Work to be completed:
When you repeat the records, keep every word exact and drop each picture.

Supplied data:

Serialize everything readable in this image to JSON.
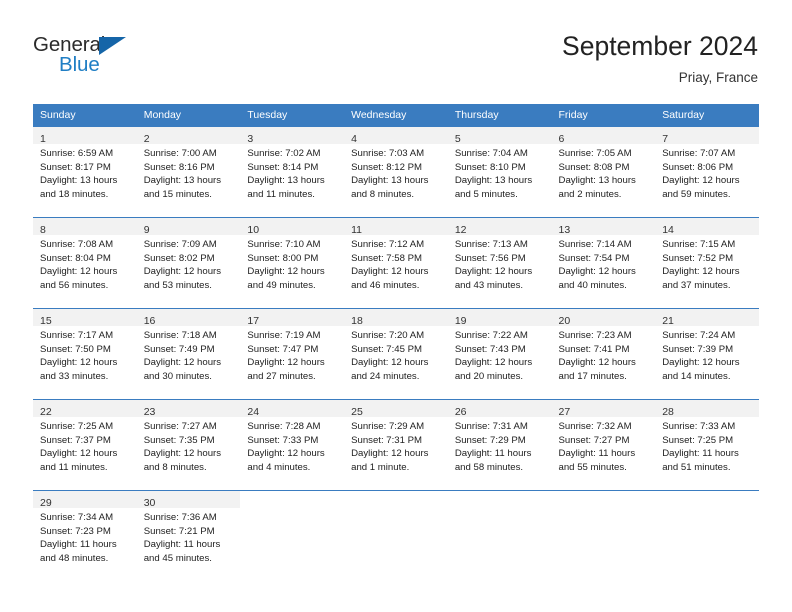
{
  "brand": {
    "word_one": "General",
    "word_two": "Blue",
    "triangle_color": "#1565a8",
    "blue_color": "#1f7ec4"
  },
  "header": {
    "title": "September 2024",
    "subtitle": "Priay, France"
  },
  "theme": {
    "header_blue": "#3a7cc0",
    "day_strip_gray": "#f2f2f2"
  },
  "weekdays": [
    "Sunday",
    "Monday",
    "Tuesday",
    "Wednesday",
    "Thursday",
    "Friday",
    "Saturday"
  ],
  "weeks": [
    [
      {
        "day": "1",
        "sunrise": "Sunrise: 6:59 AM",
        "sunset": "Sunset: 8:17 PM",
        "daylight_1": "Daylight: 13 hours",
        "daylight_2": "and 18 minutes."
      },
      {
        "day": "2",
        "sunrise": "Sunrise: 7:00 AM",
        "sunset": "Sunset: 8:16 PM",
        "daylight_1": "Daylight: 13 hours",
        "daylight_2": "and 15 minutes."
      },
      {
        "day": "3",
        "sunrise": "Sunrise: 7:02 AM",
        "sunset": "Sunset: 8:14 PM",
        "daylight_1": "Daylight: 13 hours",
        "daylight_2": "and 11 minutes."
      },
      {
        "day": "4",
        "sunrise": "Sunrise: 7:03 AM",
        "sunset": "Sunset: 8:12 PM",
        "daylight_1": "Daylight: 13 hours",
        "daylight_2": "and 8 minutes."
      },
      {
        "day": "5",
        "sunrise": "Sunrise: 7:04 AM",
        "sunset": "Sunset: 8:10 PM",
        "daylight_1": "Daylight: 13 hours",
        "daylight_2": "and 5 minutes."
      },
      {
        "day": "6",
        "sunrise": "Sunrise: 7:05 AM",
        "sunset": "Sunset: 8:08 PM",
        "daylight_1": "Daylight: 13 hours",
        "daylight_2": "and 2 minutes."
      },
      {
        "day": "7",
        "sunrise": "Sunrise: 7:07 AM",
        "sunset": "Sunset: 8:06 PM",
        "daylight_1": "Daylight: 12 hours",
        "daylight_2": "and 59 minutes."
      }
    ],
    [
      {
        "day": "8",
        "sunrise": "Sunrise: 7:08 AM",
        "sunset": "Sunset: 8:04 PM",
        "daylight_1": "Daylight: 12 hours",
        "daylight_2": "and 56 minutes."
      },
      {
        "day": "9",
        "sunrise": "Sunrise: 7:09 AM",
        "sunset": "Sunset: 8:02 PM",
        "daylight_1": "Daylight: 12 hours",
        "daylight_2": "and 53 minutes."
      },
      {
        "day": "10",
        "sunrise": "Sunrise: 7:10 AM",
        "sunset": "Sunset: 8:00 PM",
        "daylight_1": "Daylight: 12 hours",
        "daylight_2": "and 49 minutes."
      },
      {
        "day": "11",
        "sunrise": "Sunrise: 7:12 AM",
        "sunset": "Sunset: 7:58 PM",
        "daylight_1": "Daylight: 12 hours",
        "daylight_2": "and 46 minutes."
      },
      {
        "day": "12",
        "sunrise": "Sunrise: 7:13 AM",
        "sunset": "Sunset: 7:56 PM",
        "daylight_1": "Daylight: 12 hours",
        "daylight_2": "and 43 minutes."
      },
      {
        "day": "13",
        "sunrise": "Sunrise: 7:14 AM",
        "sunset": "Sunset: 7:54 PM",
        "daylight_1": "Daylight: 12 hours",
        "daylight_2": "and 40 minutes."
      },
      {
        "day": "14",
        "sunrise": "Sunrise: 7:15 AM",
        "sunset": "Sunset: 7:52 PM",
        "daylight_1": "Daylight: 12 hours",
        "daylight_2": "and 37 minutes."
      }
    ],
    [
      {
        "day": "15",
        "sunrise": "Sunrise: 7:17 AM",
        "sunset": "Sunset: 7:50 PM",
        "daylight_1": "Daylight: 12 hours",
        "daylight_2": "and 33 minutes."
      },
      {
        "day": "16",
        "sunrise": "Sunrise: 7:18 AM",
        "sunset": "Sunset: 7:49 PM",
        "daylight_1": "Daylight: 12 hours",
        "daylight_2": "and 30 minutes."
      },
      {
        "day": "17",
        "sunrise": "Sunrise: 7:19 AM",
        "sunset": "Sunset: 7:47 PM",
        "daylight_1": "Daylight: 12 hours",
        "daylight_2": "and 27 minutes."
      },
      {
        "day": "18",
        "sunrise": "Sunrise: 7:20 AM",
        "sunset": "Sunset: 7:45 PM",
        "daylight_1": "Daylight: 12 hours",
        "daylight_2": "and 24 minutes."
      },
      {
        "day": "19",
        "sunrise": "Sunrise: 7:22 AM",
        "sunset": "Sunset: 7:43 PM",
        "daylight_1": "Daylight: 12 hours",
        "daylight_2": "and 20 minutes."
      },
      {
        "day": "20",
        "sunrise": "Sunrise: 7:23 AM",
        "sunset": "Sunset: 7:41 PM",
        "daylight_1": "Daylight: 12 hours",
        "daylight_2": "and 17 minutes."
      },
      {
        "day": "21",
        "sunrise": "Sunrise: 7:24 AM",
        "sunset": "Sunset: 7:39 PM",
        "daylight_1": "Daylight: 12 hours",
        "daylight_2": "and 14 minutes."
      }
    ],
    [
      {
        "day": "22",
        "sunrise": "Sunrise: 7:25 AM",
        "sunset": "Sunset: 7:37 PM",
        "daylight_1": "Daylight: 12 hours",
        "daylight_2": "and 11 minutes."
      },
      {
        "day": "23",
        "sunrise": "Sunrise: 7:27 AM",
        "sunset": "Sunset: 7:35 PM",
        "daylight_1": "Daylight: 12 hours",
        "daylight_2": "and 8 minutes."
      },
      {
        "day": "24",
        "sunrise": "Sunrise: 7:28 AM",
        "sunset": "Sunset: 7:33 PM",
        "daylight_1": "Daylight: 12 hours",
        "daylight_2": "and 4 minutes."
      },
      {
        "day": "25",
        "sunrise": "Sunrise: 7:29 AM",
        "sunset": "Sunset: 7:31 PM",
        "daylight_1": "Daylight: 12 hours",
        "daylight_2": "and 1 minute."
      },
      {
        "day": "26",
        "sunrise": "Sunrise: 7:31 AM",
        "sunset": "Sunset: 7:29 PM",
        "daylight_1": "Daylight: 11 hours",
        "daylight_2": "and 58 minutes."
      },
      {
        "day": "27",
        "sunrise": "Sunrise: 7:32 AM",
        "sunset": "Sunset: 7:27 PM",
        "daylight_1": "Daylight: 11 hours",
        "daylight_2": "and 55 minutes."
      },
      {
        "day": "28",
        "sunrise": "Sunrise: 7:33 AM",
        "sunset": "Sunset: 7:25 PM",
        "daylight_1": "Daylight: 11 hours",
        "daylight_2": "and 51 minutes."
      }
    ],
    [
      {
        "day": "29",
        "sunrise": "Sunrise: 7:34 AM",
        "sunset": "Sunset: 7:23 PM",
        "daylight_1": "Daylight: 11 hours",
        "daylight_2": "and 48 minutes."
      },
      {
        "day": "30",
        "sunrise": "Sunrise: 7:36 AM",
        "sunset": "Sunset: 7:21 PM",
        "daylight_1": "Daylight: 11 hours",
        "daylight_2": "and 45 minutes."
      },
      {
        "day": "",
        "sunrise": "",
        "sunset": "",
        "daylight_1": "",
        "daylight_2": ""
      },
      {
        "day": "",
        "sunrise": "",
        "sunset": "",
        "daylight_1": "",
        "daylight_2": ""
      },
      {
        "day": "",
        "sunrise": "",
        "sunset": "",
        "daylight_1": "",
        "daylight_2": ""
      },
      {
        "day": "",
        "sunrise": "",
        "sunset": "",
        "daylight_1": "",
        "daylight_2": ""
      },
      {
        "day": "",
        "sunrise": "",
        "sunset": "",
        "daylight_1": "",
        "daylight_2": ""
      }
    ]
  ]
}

Exercise solution:
Serialize everything readable in this image to JSON.
{
  "brand": {
    "word_one": "General",
    "word_two": "Blue",
    "triangle_color": "#1565a8",
    "blue_color": "#1f7ec4"
  },
  "header": {
    "title": "September 2024",
    "subtitle": "Priay, France"
  },
  "theme": {
    "header_blue": "#3a7cc0",
    "day_strip_gray": "#f2f2f2"
  },
  "weekdays": [
    "Sunday",
    "Monday",
    "Tuesday",
    "Wednesday",
    "Thursday",
    "Friday",
    "Saturday"
  ],
  "weeks": [
    [
      {
        "day": "1",
        "sunrise": "Sunrise: 6:59 AM",
        "sunset": "Sunset: 8:17 PM",
        "daylight_1": "Daylight: 13 hours",
        "daylight_2": "and 18 minutes."
      },
      {
        "day": "2",
        "sunrise": "Sunrise: 7:00 AM",
        "sunset": "Sunset: 8:16 PM",
        "daylight_1": "Daylight: 13 hours",
        "daylight_2": "and 15 minutes."
      },
      {
        "day": "3",
        "sunrise": "Sunrise: 7:02 AM",
        "sunset": "Sunset: 8:14 PM",
        "daylight_1": "Daylight: 13 hours",
        "daylight_2": "and 11 minutes."
      },
      {
        "day": "4",
        "sunrise": "Sunrise: 7:03 AM",
        "sunset": "Sunset: 8:12 PM",
        "daylight_1": "Daylight: 13 hours",
        "daylight_2": "and 8 minutes."
      },
      {
        "day": "5",
        "sunrise": "Sunrise: 7:04 AM",
        "sunset": "Sunset: 8:10 PM",
        "daylight_1": "Daylight: 13 hours",
        "daylight_2": "and 5 minutes."
      },
      {
        "day": "6",
        "sunrise": "Sunrise: 7:05 AM",
        "sunset": "Sunset: 8:08 PM",
        "daylight_1": "Daylight: 13 hours",
        "daylight_2": "and 2 minutes."
      },
      {
        "day": "7",
        "sunrise": "Sunrise: 7:07 AM",
        "sunset": "Sunset: 8:06 PM",
        "daylight_1": "Daylight: 12 hours",
        "daylight_2": "and 59 minutes."
      }
    ],
    [
      {
        "day": "8",
        "sunrise": "Sunrise: 7:08 AM",
        "sunset": "Sunset: 8:04 PM",
        "daylight_1": "Daylight: 12 hours",
        "daylight_2": "and 56 minutes."
      },
      {
        "day": "9",
        "sunrise": "Sunrise: 7:09 AM",
        "sunset": "Sunset: 8:02 PM",
        "daylight_1": "Daylight: 12 hours",
        "daylight_2": "and 53 minutes."
      },
      {
        "day": "10",
        "sunrise": "Sunrise: 7:10 AM",
        "sunset": "Sunset: 8:00 PM",
        "daylight_1": "Daylight: 12 hours",
        "daylight_2": "and 49 minutes."
      },
      {
        "day": "11",
        "sunrise": "Sunrise: 7:12 AM",
        "sunset": "Sunset: 7:58 PM",
        "daylight_1": "Daylight: 12 hours",
        "daylight_2": "and 46 minutes."
      },
      {
        "day": "12",
        "sunrise": "Sunrise: 7:13 AM",
        "sunset": "Sunset: 7:56 PM",
        "daylight_1": "Daylight: 12 hours",
        "daylight_2": "and 43 minutes."
      },
      {
        "day": "13",
        "sunrise": "Sunrise: 7:14 AM",
        "sunset": "Sunset: 7:54 PM",
        "daylight_1": "Daylight: 12 hours",
        "daylight_2": "and 40 minutes."
      },
      {
        "day": "14",
        "sunrise": "Sunrise: 7:15 AM",
        "sunset": "Sunset: 7:52 PM",
        "daylight_1": "Daylight: 12 hours",
        "daylight_2": "and 37 minutes."
      }
    ],
    [
      {
        "day": "15",
        "sunrise": "Sunrise: 7:17 AM",
        "sunset": "Sunset: 7:50 PM",
        "daylight_1": "Daylight: 12 hours",
        "daylight_2": "and 33 minutes."
      },
      {
        "day": "16",
        "sunrise": "Sunrise: 7:18 AM",
        "sunset": "Sunset: 7:49 PM",
        "daylight_1": "Daylight: 12 hours",
        "daylight_2": "and 30 minutes."
      },
      {
        "day": "17",
        "sunrise": "Sunrise: 7:19 AM",
        "sunset": "Sunset: 7:47 PM",
        "daylight_1": "Daylight: 12 hours",
        "daylight_2": "and 27 minutes."
      },
      {
        "day": "18",
        "sunrise": "Sunrise: 7:20 AM",
        "sunset": "Sunset: 7:45 PM",
        "daylight_1": "Daylight: 12 hours",
        "daylight_2": "and 24 minutes."
      },
      {
        "day": "19",
        "sunrise": "Sunrise: 7:22 AM",
        "sunset": "Sunset: 7:43 PM",
        "daylight_1": "Daylight: 12 hours",
        "daylight_2": "and 20 minutes."
      },
      {
        "day": "20",
        "sunrise": "Sunrise: 7:23 AM",
        "sunset": "Sunset: 7:41 PM",
        "daylight_1": "Daylight: 12 hours",
        "daylight_2": "and 17 minutes."
      },
      {
        "day": "21",
        "sunrise": "Sunrise: 7:24 AM",
        "sunset": "Sunset: 7:39 PM",
        "daylight_1": "Daylight: 12 hours",
        "daylight_2": "and 14 minutes."
      }
    ],
    [
      {
        "day": "22",
        "sunrise": "Sunrise: 7:25 AM",
        "sunset": "Sunset: 7:37 PM",
        "daylight_1": "Daylight: 12 hours",
        "daylight_2": "and 11 minutes."
      },
      {
        "day": "23",
        "sunrise": "Sunrise: 7:27 AM",
        "sunset": "Sunset: 7:35 PM",
        "daylight_1": "Daylight: 12 hours",
        "daylight_2": "and 8 minutes."
      },
      {
        "day": "24",
        "sunrise": "Sunrise: 7:28 AM",
        "sunset": "Sunset: 7:33 PM",
        "daylight_1": "Daylight: 12 hours",
        "daylight_2": "and 4 minutes."
      },
      {
        "day": "25",
        "sunrise": "Sunrise: 7:29 AM",
        "sunset": "Sunset: 7:31 PM",
        "daylight_1": "Daylight: 12 hours",
        "daylight_2": "and 1 minute."
      },
      {
        "day": "26",
        "sunrise": "Sunrise: 7:31 AM",
        "sunset": "Sunset: 7:29 PM",
        "daylight_1": "Daylight: 11 hours",
        "daylight_2": "and 58 minutes."
      },
      {
        "day": "27",
        "sunrise": "Sunrise: 7:32 AM",
        "sunset": "Sunset: 7:27 PM",
        "daylight_1": "Daylight: 11 hours",
        "daylight_2": "and 55 minutes."
      },
      {
        "day": "28",
        "sunrise": "Sunrise: 7:33 AM",
        "sunset": "Sunset: 7:25 PM",
        "daylight_1": "Daylight: 11 hours",
        "daylight_2": "and 51 minutes."
      }
    ],
    [
      {
        "day": "29",
        "sunrise": "Sunrise: 7:34 AM",
        "sunset": "Sunset: 7:23 PM",
        "daylight_1": "Daylight: 11 hours",
        "daylight_2": "and 48 minutes."
      },
      {
        "day": "30",
        "sunrise": "Sunrise: 7:36 AM",
        "sunset": "Sunset: 7:21 PM",
        "daylight_1": "Daylight: 11 hours",
        "daylight_2": "and 45 minutes."
      },
      {
        "day": "",
        "sunrise": "",
        "sunset": "",
        "daylight_1": "",
        "daylight_2": ""
      },
      {
        "day": "",
        "sunrise": "",
        "sunset": "",
        "daylight_1": "",
        "daylight_2": ""
      },
      {
        "day": "",
        "sunrise": "",
        "sunset": "",
        "daylight_1": "",
        "daylight_2": ""
      },
      {
        "day": "",
        "sunrise": "",
        "sunset": "",
        "daylight_1": "",
        "daylight_2": ""
      },
      {
        "day": "",
        "sunrise": "",
        "sunset": "",
        "daylight_1": "",
        "daylight_2": ""
      }
    ]
  ]
}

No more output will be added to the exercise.